__Try it__
Give back each line below verbatim.

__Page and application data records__
++++++
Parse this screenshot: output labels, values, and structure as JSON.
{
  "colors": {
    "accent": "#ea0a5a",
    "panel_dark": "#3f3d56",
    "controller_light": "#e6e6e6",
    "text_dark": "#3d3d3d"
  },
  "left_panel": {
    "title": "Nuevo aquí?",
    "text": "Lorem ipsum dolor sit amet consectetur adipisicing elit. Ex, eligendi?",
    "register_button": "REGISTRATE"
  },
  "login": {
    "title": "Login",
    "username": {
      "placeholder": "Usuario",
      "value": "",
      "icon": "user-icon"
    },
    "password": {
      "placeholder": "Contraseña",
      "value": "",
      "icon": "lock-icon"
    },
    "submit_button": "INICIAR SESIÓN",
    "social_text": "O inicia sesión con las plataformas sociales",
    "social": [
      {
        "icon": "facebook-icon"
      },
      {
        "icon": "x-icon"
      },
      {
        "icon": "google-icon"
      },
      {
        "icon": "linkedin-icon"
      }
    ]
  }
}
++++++
__Your solution__
Parse this screenshot: output labels, values, and structure as JSON.
{
  "colors": {
    "accent": "#ea0a5a",
    "panel_dark": "#3f3d56",
    "controller_light": "#e6e6e6",
    "text_dark": "#3d3d3d"
  },
  "left_panel": {
    "title": "Nuevo aquí?",
    "text": "Lorem ipsum dolor sit amet consectetur adipisicing elit. Ex, eligendi?",
    "register_button": "REGISTRATE"
  },
  "login": {
    "title": "Login",
    "username": {
      "placeholder": "Usuario",
      "value": "",
      "icon": "user-icon"
    },
    "password": {
      "placeholder": "Contraseña",
      "value": "",
      "icon": "lock-icon"
    },
    "submit_button": "INICIAR SESIÓN",
    "social_text": "O inicia sesión con las plataformas sociales",
    "social": [
      {
        "icon": "facebook-icon"
      },
      {
        "icon": "x-icon"
      },
      {
        "icon": "google-icon"
      },
      {
        "icon": "linkedin-icon"
      }
    ]
  }
}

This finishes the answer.